*** Begin section ***

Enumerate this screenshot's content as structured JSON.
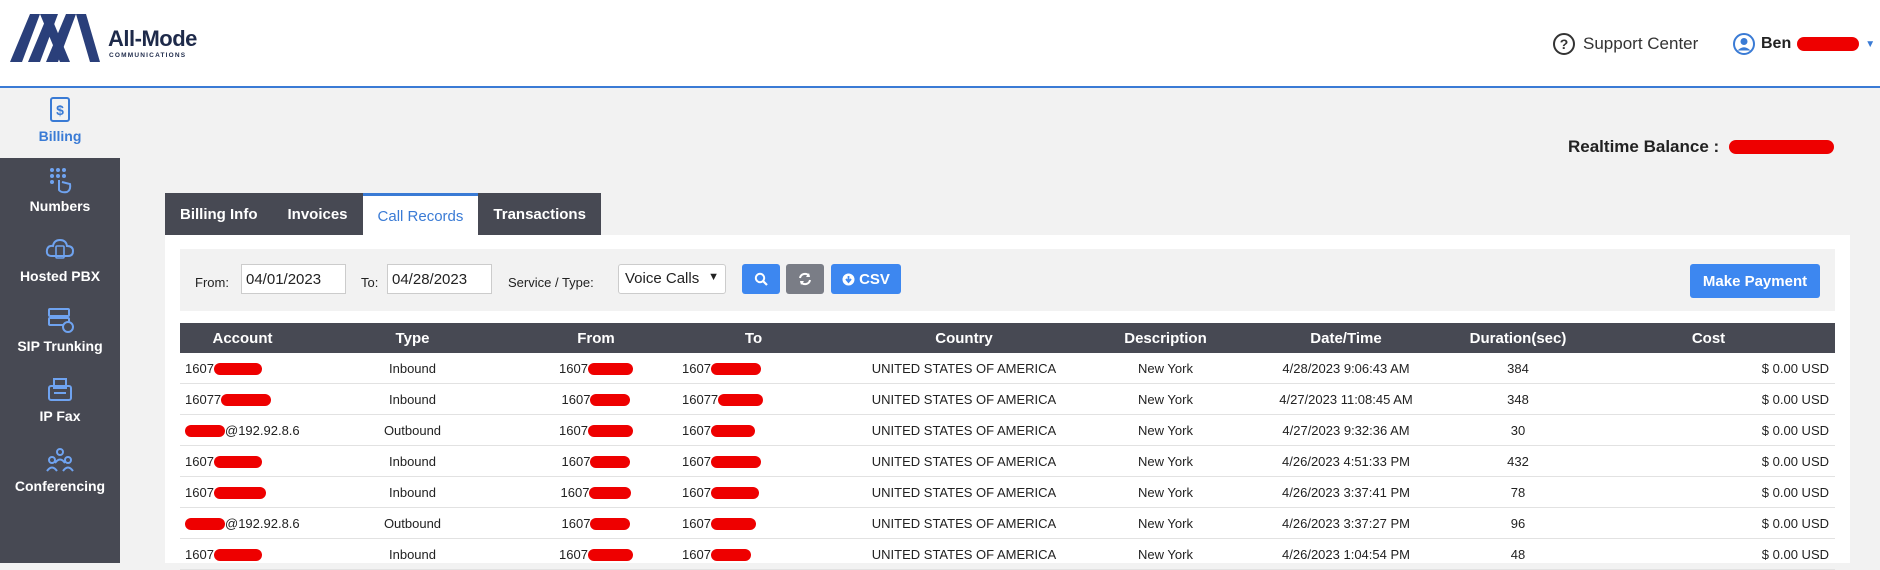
{
  "brand": {
    "name": "All-Mode",
    "sub": "COMMUNICATIONS"
  },
  "header": {
    "support_label": "Support Center",
    "user_name": "Ben"
  },
  "sidebar": {
    "items": [
      {
        "label": "Billing",
        "icon": "dollar-receipt-icon"
      },
      {
        "label": "Numbers",
        "icon": "keypad-hand-icon"
      },
      {
        "label": "Hosted PBX",
        "icon": "cloud-phone-icon"
      },
      {
        "label": "SIP Trunking",
        "icon": "server-icon"
      },
      {
        "label": "IP Fax",
        "icon": "fax-icon"
      },
      {
        "label": "Conferencing",
        "icon": "people-icon"
      }
    ]
  },
  "balance_label": "Realtime Balance :",
  "tabs": [
    {
      "label": "Billing Info"
    },
    {
      "label": "Invoices"
    },
    {
      "label": "Call Records"
    },
    {
      "label": "Transactions"
    }
  ],
  "filters": {
    "from_label": "From:",
    "from_value": "04/01/2023",
    "to_label": "To:",
    "to_value": "04/28/2023",
    "service_label": "Service / Type:",
    "service_value": "Voice Calls",
    "csv_label": "CSV",
    "pay_label": "Make Payment"
  },
  "table": {
    "headers": [
      "Account",
      "Type",
      "From",
      "To",
      "Country",
      "Description",
      "Date/Time",
      "Duration(sec)",
      "Cost"
    ],
    "rows": [
      {
        "account": "1607",
        "account_suffix": "",
        "type": "Inbound",
        "from": "1607",
        "to": "1607",
        "country": "UNITED STATES OF AMERICA",
        "description": "New York",
        "datetime": "4/28/2023 9:06:43 AM",
        "duration": "384",
        "cost": "$ 0.00 USD"
      },
      {
        "account": "16077",
        "account_suffix": "",
        "type": "Inbound",
        "from": "1607",
        "to": "16077",
        "country": "UNITED STATES OF AMERICA",
        "description": "New York",
        "datetime": "4/27/2023 11:08:45 AM",
        "duration": "348",
        "cost": "$ 0.00 USD"
      },
      {
        "account": "",
        "account_suffix": "@192.92.8.6",
        "type": "Outbound",
        "from": "1607",
        "to": "1607",
        "country": "UNITED STATES OF AMERICA",
        "description": "New York",
        "datetime": "4/27/2023 9:32:36 AM",
        "duration": "30",
        "cost": "$ 0.00 USD"
      },
      {
        "account": "1607",
        "account_suffix": "",
        "type": "Inbound",
        "from": "1607",
        "to": "1607",
        "country": "UNITED STATES OF AMERICA",
        "description": "New York",
        "datetime": "4/26/2023 4:51:33 PM",
        "duration": "432",
        "cost": "$ 0.00 USD"
      },
      {
        "account": "1607",
        "account_suffix": "",
        "type": "Inbound",
        "from": "1607",
        "to": "1607",
        "country": "UNITED STATES OF AMERICA",
        "description": "New York",
        "datetime": "4/26/2023 3:37:41 PM",
        "duration": "78",
        "cost": "$ 0.00 USD"
      },
      {
        "account": "",
        "account_suffix": "@192.92.8.6",
        "type": "Outbound",
        "from": "1607",
        "to": "1607",
        "country": "UNITED STATES OF AMERICA",
        "description": "New York",
        "datetime": "4/26/2023 3:37:27 PM",
        "duration": "96",
        "cost": "$ 0.00 USD"
      },
      {
        "account": "1607",
        "account_suffix": "",
        "type": "Inbound",
        "from": "1607",
        "to": "1607",
        "country": "UNITED STATES OF AMERICA",
        "description": "New York",
        "datetime": "4/26/2023 1:04:54 PM",
        "duration": "48",
        "cost": "$ 0.00 USD"
      }
    ]
  },
  "colors": {
    "accent": "#3a7bd5",
    "sidebar": "#474953",
    "button": "#3d87f0",
    "redaction": "#ee0000"
  }
}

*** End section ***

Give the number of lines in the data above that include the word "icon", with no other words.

6